The Risks of Winning the LotteryOctober 1, 2023
Lottery is a form of gambling that offers prizes for picking a combination of numbers. It is often organized so that a large percentage of the profits go to good causes. Lottery is a popular way to raise money, and it’s also a form of entertainment for many people. It’s easy to see why lottery is so popular: the prize amounts are often huge, and the odds of winning are slim. However, there are some risks associated with winning the lottery that are worth considering.
Lotteries have been around for a long time. Evidence of their use dates back to the 15th century, when towns in the Low Countries held lotteries to raise money for wall construction and town fortifications. The word “lottery” is believed to be derived from Middle Dutch, where the phrase translates as “action of drawing lots”.
The first modern state-sponsored lotteries were introduced in the United States during the 1740s. They played a major role in financing roads, canals, bridges, libraries, churches, colleges and other public ventures. They were a popular method for raising funds in the years leading up to the American Revolution and the French and Indian War, and they continued to be a vital source of revenue in colonial America.
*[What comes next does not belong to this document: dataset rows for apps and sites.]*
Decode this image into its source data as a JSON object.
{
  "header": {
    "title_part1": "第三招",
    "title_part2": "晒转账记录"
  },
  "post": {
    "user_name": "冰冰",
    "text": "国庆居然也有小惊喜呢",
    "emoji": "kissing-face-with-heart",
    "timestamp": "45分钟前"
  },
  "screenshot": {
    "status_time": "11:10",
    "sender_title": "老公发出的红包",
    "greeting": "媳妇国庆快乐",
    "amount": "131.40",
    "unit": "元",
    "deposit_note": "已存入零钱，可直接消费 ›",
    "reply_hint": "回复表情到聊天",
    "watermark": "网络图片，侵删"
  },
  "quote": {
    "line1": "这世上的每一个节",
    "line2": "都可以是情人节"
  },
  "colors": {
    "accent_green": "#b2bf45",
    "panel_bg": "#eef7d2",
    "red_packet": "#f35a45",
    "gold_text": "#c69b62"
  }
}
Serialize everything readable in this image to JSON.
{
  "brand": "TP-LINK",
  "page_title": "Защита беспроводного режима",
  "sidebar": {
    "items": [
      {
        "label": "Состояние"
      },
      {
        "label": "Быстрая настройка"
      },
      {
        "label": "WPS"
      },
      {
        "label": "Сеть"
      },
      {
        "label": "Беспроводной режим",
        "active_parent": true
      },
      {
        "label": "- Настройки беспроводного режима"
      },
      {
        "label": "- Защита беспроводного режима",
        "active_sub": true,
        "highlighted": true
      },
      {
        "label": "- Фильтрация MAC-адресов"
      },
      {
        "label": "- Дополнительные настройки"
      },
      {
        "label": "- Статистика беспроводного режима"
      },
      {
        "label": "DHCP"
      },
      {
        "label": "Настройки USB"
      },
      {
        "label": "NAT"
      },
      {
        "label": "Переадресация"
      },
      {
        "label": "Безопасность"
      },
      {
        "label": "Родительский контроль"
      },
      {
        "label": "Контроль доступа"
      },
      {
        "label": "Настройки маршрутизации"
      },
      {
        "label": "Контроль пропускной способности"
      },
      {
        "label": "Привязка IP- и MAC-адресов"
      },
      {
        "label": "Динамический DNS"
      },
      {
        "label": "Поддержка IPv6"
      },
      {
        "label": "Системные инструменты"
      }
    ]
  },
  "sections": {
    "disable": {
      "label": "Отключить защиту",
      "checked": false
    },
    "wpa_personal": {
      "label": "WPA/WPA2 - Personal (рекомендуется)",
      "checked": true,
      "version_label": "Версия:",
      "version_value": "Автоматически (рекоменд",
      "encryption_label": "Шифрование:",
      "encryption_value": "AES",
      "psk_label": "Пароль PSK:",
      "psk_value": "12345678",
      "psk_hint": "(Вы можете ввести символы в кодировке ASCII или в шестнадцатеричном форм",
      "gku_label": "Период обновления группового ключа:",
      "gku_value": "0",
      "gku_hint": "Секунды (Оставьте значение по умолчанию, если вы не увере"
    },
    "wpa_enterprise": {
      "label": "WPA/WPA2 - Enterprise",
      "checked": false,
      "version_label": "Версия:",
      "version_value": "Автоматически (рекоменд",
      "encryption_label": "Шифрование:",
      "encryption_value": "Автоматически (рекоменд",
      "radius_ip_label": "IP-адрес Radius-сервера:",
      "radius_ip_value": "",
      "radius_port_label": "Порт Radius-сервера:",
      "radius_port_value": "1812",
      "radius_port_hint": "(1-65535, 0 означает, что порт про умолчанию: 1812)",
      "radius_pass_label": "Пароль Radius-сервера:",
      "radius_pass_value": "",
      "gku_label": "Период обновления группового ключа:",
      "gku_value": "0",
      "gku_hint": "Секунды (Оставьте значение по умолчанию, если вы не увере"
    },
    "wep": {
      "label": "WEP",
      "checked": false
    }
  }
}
Today, state-sponsored lotteries are found in all 50 states, with most offering both a cash and merchandise prize. Some lotteries are purely recreational, while others are used for military conscription and commercial promotions. Some, such as the selection of jurors for court cases, are considered gambling-type lotteries in that payment of a consideration (usually money) is required for the chance to win.
People who play the lottery often have a fundamental misunderstanding of how rare it is to win. They have a tendency to look at the initial odds and think that they are great. This is a result of the fact that they are accustomed to the probabilities of events in their own lives, and so tend to believe that the odds of hitting the jackpot are much better than they really are.
A big jackpot, however, has the opposite effect. It drives ticket sales and earns the lottery a windfall of free publicity on news sites and television. It can even lead to an addiction to the game, as has been shown in several cases where lottery winners have a difficult time adjusting to life without the highs and lows that come with a massive wealth increase.
If you’re going to play the lottery, make sure that you’re only spending what you can afford to lose. And if you’re serious about winning, be prepared for it to take awhile before your lucky numbers turn up. In the meantime, save and invest for your future. It’s much less painful than a heartbreaking financial meltdown. If you want to maximize your chances of winning, play a smaller game with fewer numbers, like a state pick-3 game. This will give you better odds than Powerball and Mega Millions.